Rod Page said...

Regarding the services, this is indeed what I find enticing. It's the services built on top of DOIs and metadata that make CrossRef so useful (both to users and to publishers).

Closed and fee-based can be problematic, as the recent scare over capped queries to CrossRef's OpenURL resolver showed (this issue has since been resolved). However, one could argue that it's because there is money invested in CrossRef that it succeeds -- there's no such thing as a free lunch. In the end the only services that persist are likely to be those that people value in (either directly or indirectly) financial terms.

I'm not aware of the community objecting to DOIs because it's closed, the issue always seems to be money. Yes, CrossRef is closed. We could try and create our own version along the lines of citebase. The tools are pretty much in place.

So, if I step back from DOIs for a moment, what I really want are the services that CrossRef offers. I suspect the best way to do this (in terms of integrating with existing literature) is to use DOIs, but I can live without them if we have the equivalent services.

Lastly, is anybody at BHL talking to JSTOR? They seem to have dealt with a lot of these issues (scanning articles, metadata, DOIs, etc.). Indeed, one wonders whether BHL should contract our the scanning to JSTOR...

Chris Freeland said...

BHL has talked with JSTOR, but it's another closed, fee-based system. Great if your institution participates, but effectively shuts off content to everyone else, which goes against our goal to make public domain materials available without restriction.

Rod Page said...

I was meaning more in terms of using their technology, but making the product openly available. In other words, not asking them to serve the content under their model, but getting them to do actual work.

David Shorthouse said...

Let's not forget that CrossRef is not-for-profit. There are fees because there is overhead involved in maintaining GUIDs like DOIs. Fees, though initially seen as distasteful, are exactly why DOIs work as Rod suggested. I see these fees as tokens of confidence and I'd like to see the same approach be used for museum specimens (Argument and creative approach outlined here).

Chris Freeland said...

Another obstacle is the requirement to have an ISSN when assigning a DOI - as you've previously discussed, many historic titles have no ISSN or ISBN. We've been in several meetings with the ISBN registration agency, and have started digging into the issues surrounding the assignment of ISBNs to historic monographs, but ISSNs are handled by a different agency. The ISBN issue got really ugly, really quickly, by the way, when trying to determine publisher, contributors, distributors, etc. It's an evolving model, and projects like BHL are pushing the boundaries.

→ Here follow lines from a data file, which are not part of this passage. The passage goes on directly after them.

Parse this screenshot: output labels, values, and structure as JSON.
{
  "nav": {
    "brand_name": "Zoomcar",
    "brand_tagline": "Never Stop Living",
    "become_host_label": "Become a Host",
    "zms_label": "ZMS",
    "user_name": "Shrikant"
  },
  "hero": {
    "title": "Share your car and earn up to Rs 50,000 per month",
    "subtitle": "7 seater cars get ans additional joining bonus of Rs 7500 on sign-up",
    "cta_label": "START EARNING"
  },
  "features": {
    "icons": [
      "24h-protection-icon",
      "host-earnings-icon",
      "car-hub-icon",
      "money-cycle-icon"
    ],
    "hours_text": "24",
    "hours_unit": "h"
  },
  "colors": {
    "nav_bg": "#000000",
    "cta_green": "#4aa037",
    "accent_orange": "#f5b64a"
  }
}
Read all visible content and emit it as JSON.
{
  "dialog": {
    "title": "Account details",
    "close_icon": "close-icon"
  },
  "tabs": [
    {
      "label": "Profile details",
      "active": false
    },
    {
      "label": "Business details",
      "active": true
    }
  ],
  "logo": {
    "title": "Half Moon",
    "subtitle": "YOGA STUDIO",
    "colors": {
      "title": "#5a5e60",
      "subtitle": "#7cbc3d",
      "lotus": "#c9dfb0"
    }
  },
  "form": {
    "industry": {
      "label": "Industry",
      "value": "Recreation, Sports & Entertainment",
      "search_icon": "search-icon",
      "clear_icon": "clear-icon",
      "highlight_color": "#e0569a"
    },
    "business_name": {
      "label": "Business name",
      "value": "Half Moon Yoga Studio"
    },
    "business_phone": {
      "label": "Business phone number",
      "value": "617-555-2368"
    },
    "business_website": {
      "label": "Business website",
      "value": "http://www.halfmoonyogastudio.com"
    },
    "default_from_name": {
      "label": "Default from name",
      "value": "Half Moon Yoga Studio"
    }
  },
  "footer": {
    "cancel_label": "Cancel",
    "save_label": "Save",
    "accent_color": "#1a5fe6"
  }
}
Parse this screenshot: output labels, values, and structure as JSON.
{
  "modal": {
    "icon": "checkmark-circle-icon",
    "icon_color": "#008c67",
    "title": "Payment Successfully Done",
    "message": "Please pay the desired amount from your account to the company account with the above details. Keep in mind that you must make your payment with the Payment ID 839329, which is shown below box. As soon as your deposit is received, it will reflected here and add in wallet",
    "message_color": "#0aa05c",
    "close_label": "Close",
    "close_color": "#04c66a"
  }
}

Rod Page said...

Do you need ISSN's to get a DOI for a journal article? My reading of the CrossRef spec is that the ISSN is mandatory if it exists. If it doesn't, I'm not sure this precludes getting a DOI. I guess somebody from CrossRef would be able to clarify this.

I'm less worried about ISBNs, but that may be simply my ignorance about books. I've devoted more energy to ISSNs because of their possible role in generating identifiers for articles.

Ed Pentz said...

Hi - an ISSN *is* required for a CrossRef journal article DOI deposit. ISSN are regularly retrospectively assigned to older serials when they get digitized. There is no charge for ISSN. In addition you don't need to know who the original publisher was to assign an ISSN - seems more flexible than ISBN.

DOIs might not be right for BHL but David got it exactly right when he said that CrossRef fees are "tokens of confidence" that ensure persistence.

In terms of CrossRef and DOI being "closed" - if charging fees means we're closed, I guess we are, but we have a pretty long list of participating "publishers"

Rod Page said...

Ed - Thanks for clarify the requirement for an ISSN. Given that they are free to assign, I'm all in favour of using them. It also helps generate unique identifiers for journal articles, regardless of whether DOIs end up being the identifier or not.